Under Caesar's stony gaze, an army of students marched on what they believed was a mission to defend civilization from a barbarous assault.
More than 300 high school students from across the Las Vegas Valley circled a statue of the Roman emperor Friday to protest funding cuts to public education. They chose the busy intersection at Caesars Palace on the Strip to draw attention to their cause.
The students wore black T-shirts instead of armor and carried signs instead of shields, but their sense of betrayal was no different from Caesar's during his assassination.
Students felt at war because the Clark County School District is anticipating a budget shortfall of $400 million next year from expected cuts in state support and declining local revenue.
"I'm out here fighting for my education," said Jaynie Connor, 16. "I don't really like what the government is doing. We should increase the taxes on the casinos, maybe that would help us out."
Ellen Spears drove her 16-year-old daughter, Savannah, and four friends to the rally. She was proud of the kids' spunk.
"For so long, society has been like sheep led to slaughter," Spears said. "It's good to see the youth taking charge of their future."
She considered the students to be fighting for the future of middle-age adults, too. "These are the people who will be feeding us oatmeal when we're in the old folks home," Spears said.
Signs taunting political leaders and flaunting the students' absence from school contributed to the anti-authoritarian mood of the rally.
Students identified themselves as "truant punks" to mock the alleged slur of a state lawmaker.
While they said they got excused absences to attend the rally, that does not mean the Clark County School District condoned their actions.
Michael Rodriguez, a district spokesman, said the position of the district is that students should be in school on a school day. It will be up to officials at the students' schools to review cases for possible violations in the compulsory school attendance law.
Students declined to identify their schools, but some wore T-shirts and sweat shirts from Desert Oasis and Palo Verde high schools. Student organizers used social media, such as Facebook and Twitter, to encourage youth from across the county to show up.
Las Vegas Police Sgt. Tom Stoll complimented the students for good behavior. Students voluntarily moved to the wider sidewalks in front of the Bellagio when the intersection at Caesars Palace Drive and the Strip became too congested.
While on the Strip, students mingled with camera-toting tourists, snake handlers and Elvis impersonators. They got honks of support from stretch limos and family minivans.
James Norris, a homeless man pushing a shopping cart, said the students were learning an important lesson they might not learn in school.
"I thinking being out here is an education in itself," he said. "They're learning to stand up for themselves and know they have a voice."
Steaven Rojas, 18, said some people he encountered have students in the district and didn't even know about the budget cuts.
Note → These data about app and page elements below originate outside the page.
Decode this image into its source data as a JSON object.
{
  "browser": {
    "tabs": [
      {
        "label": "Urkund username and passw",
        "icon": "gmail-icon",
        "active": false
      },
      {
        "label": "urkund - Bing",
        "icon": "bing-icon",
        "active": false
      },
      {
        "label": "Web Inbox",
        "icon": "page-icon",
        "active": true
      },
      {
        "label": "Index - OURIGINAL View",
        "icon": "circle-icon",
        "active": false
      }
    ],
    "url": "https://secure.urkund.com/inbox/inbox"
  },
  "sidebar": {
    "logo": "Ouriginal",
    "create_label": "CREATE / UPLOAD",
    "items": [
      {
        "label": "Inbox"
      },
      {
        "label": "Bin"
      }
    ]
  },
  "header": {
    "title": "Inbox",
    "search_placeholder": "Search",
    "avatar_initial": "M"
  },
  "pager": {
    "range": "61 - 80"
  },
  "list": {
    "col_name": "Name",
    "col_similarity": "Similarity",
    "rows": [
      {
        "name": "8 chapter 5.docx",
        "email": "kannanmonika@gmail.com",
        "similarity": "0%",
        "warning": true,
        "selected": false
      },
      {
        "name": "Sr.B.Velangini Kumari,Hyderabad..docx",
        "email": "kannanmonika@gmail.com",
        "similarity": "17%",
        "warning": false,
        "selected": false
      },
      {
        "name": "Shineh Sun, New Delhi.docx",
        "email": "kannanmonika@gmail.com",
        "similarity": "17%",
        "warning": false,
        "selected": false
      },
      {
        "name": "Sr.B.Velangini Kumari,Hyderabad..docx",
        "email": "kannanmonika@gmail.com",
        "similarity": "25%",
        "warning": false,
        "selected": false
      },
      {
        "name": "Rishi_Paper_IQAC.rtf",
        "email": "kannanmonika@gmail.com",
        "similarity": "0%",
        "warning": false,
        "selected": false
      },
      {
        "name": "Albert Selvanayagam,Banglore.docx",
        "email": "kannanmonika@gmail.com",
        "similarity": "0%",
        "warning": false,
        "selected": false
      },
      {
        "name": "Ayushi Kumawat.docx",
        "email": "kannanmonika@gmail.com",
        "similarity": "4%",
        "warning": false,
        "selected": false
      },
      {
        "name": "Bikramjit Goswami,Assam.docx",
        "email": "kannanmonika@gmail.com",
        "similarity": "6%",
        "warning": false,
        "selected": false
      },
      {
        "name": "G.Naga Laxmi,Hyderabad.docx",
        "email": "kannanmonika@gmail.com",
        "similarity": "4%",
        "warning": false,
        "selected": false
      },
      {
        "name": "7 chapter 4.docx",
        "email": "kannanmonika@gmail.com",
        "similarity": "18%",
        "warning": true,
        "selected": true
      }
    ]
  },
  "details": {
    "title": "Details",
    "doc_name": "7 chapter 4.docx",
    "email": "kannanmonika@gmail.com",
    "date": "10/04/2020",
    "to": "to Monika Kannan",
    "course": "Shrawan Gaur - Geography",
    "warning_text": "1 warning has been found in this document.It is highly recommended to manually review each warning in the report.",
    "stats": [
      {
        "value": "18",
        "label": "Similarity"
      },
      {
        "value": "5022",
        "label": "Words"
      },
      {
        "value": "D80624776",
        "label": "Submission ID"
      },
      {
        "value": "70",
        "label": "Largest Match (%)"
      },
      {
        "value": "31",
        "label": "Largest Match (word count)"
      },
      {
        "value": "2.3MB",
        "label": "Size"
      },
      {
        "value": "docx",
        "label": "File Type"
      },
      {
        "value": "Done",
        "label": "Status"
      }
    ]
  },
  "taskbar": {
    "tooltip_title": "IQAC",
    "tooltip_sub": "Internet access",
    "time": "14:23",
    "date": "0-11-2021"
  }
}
The rally has increased awareness in the community, he said.
Rojas said he intended Friday's protest to be a show of support for teachers because their union, the Clark County Education Association, will be rallying from 1 to 3 p.m. today at Cashman Field, East Washington Avenue and Las Vegas Boulevard.
Ruben Murillo, the union president, said the teachers' union and the Service Employees International Union will be protesting cuts to public education and showing support for unions' right to collective bargaining.
"We're hoping for a big turnout," he said.
Contact reporter James Haug at firstname.lastname@example.org or 702-374-7917.